    https://www.duolingo.com/profile/Kat106595

    In Greek we use the word "καδένα" for a chain you would wear as a jewelry. As far as I know its root is latin (catena).


    https://www.duolingo.com/profile/traccoll

    Could be chains to tie up her bike. Bike theft is a big problem.


    https://www.duolingo.com/profile/Vililingo

    May the exorcism begin.


    https://www.duolingo.com/profile/marvincorea

    The real Alice in Chains?


    https://www.duolingo.com/profile/G_Spot
    • 1602

    Nice... I will sit her in the Angry Chair !


    https://www.duolingo.com/profile/christainj1

    haha I think the next phrase I need to know Danish now should be "what the hell"?


    https://www.duolingo.com/profile/CongChen2

    "hvad helvede", apparently.


    https://www.duolingo.com/profile/NonPotableWater

    A common danish version would be "hvad fanden" (what the devil) If you wanna sound REALLY danish pronounce it like "hva faaen"


    https://www.duolingo.com/profile/Guineapigger

    I said that I would immerse myself in the culture but this might be taking it a bit far.


    https://www.duolingo.com/profile/Pat211087

    'The necklaces' was marked as incorrect.......


    https://www.duolingo.com/profile/elsalengyel

    Geez, poor girl.


    https://www.duolingo.com/profile/KristinaNe72919

    Fifty shades of grey in danish way:)


    https://www.duolingo.com/profile/CongChen2

    Loki, is that you?


    https://www.duolingo.com/profile/Milaena

    Only in Denmark . . .


    https://www.duolingo.com/profile/zhatva

    ( ・ั﹏・ั)


    https://www.duolingo.com/profile/MetalheadScott

    It says til can also be "on". But "the chains are on my daughter" is not accepted?


    https://www.duolingo.com/profile/ycUvuSap

    Jeg tror at det kunne være "på".


    https://www.duolingo.com/profile/sammccarthy1995

    When I answered this I knew there'd be a huge discussion


    https://www.duolingo.com/profile/ColeDoog

    Sooo, this is chains like jewelry... right? Right?


    https://www.duolingo.com/profile/Patsy536249

    I thought the flrst word was chicken so a nice meal for the datter. Wow


    https://www.duolingo.com/profile/parfonsk

    Now go back to the basement !


    https://www.duolingo.com/profile/marifig143

    said loki the viking


    https://www.duolingo.com/profile/Linda468778

    I knew this was going to be a good one!


    https://www.duolingo.com/profile/AzizOmar8

    And here I thought that the daugher being filthy was kinky!


    https://www.duolingo.com/profile/FabianRxse

    call the police!


    https://www.duolingo.com/profile/Ahnenlis

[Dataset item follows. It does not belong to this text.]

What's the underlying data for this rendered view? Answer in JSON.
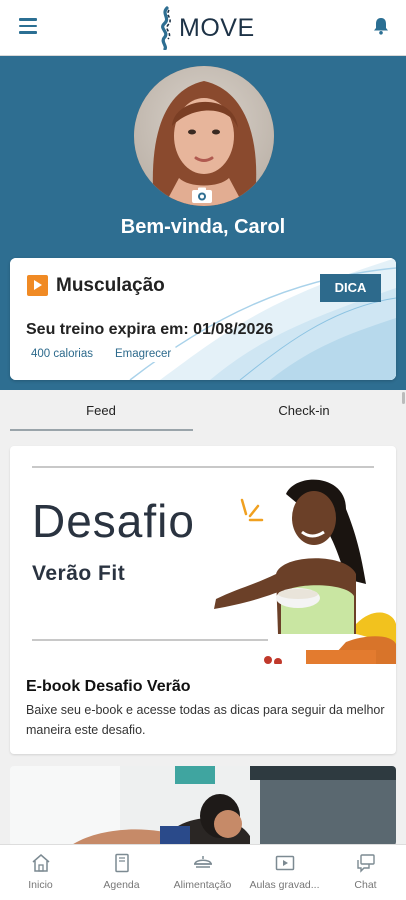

    being German myself, in German – as somebody already pointed out – "Kette" means necklace ("Halskette" is very unusual), I always (for years now, every time this sentence came up) I automatically imagined necklaces, not chains, and I just now realized that the English translation doesn't fit my assumption. I even imagined somebody coming back from holidays and showing all their souvenirs to somebody else, and they had brought back necklaces for the daughter

    Learn Danish in just 5 minutes a day. For free.